If you had to land Bell and Broxton last year yo justify your point, you probably have a weak point. The combination of two great closers usually leads to 150 total K, not 223.  Further, most of your opponents will get 130 K and some wins from their RPs, so the only real advantage of your strategy is better era and whip.  This is why most people do not believe in paying up for the top closers.  You get more bang for your buck by spending the money (or rounds) on position players.

KY
Guest
KY
I agree with The Donald.  Especially on Broxton unless you were the guy who knew he would bump his already very good K rate much higher, you could only land 200K’s from your closers by luck.  And if it was your strategy to get that kind of K rate from your closer you probably drafted Brad Lidge!  The other counter argument is you could have Kiko Calero and Ronald Belisario for free yielding a 1.12 whip, 130IP and 135 K’s but no saves.  The saves is the main source of value over replacement for the closer, the guys you mention… Read more »
Andrew P
Guest
Andrew P

To me, closers are the sushi of fantasy baseball:

tasty- but usually overpriced, a risk to order if you’re not sure what you’re getting, and accompanied with the risk of going really bad on you.

Xeifrank
Guest
Xeifrank

Saves are probably one of the easiest categories/stats to pick up during the season, thus making their draft value lower.  I usually draft two closers in the middle rounds and take a flyer on one in the later rounds then do the rest during the season.  I load up on HR-RBI-RUNS in the draft as these are the most difficult stat categories to find on the waiver wire during the season.

I also use this mock draft software to help analyze my (and others) team and its possible defencies during my draft.
vr, Xeifrank

Andre
Guest
Andre
I understand where you’re coming from – especially in a roto format.
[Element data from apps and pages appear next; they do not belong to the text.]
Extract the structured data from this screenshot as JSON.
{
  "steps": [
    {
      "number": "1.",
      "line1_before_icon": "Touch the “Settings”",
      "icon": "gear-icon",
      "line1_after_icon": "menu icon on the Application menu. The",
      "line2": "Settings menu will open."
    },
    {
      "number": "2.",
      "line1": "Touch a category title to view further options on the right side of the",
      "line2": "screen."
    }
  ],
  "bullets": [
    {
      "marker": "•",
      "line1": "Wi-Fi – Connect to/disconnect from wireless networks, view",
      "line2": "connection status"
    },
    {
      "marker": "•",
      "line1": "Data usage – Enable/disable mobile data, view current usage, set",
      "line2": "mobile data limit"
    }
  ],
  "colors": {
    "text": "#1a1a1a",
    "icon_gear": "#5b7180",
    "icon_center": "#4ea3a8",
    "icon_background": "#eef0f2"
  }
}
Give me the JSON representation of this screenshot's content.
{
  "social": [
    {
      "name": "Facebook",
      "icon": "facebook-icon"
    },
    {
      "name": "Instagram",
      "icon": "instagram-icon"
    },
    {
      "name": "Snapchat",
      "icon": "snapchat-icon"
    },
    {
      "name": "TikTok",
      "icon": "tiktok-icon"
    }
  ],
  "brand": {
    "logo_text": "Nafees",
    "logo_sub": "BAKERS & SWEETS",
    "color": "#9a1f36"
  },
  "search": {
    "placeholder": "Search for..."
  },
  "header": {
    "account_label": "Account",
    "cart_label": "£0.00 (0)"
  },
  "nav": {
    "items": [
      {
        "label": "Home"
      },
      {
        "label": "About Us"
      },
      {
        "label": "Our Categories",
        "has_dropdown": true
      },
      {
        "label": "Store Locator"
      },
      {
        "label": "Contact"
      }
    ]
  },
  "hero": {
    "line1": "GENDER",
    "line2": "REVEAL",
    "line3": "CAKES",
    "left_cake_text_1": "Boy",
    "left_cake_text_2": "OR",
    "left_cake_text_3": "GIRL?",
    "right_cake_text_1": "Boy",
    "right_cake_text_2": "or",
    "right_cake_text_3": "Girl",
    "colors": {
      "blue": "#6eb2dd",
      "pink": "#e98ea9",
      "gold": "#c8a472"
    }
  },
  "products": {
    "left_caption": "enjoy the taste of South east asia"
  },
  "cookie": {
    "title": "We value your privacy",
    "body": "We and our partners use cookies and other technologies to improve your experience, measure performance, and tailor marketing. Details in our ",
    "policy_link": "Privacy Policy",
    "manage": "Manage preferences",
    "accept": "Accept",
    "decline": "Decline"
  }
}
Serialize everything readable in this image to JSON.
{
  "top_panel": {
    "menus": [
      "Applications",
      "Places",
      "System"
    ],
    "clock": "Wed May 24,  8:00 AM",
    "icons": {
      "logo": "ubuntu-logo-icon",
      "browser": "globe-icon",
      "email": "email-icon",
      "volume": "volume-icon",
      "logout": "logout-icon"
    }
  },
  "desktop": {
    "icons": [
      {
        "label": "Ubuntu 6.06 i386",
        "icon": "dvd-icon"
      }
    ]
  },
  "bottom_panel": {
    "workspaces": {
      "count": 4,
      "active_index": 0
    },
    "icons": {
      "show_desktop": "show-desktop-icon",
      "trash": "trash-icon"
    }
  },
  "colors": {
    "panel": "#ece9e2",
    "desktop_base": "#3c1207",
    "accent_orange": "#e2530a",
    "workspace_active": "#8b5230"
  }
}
In the 6X6 (standard plus OBP and QS) H2H keeper league that I play in though, I find little value to be had in drafting premium closers. As Xeifrank said I can always find a closer on the wire or by trading (especially with a team out of contention and restocking for next year). I feel I can make up for a few poor relief outings with mass numbers of solid starting arms – included limited streaming. All I really want out of a closer are saves. If… Read more »
mike
Guest
mike

I’m in a league with holds and people are still drafting closers by the 6th round. And Matt Thornton can be picked up in round 21.

Hayves
Guest
Hayves

Agreed with Donny Boy and KY up there, lets also not forget that a) those closers together still aren’t providing THAT many innings and b) that’s two roster spots (or 3 if you want the proper number of IP), so you can’t compare it to one starter, it’s one starter and 1 or 2 other roster spots, which are certainly valuable.

Tom B
Guest
Tom B

If you play in a league where you assume that you can pick up saves in the middle of the season with no contention, then you have no business making grand statements about the value’s of closers.

In any competitive league, if you don’t pay for saves, you don’t get saves. Simple as that.

Derek Ambrosino
Guest
Derek Ambrosino
First, let me state that I am also a fan of elite set-up guys. Second, sure the Bell and Broxton combo was a best case scenario. It was also a real life scenario; I landed that pair in three leagues last year. And, anybody who followed the set-up man market should have been pretty confident that Broxton would be one of the most valuable closers in the game. I’m not sure the replacement value argument holds water either, across the board. Where’s the extraordinary surplus of replacement value you’re getting at pick 60-80 if you are drafting a 25/100 1B… Read more »
Derek Ambrosino
Guest
Derek Ambrosino

Note: in third para of the above column, I meant to say Alexei Ramirez, not Aramis. Aramis owners got burnt too, but they invested even more heavily injury-prone star.

wpDiscuz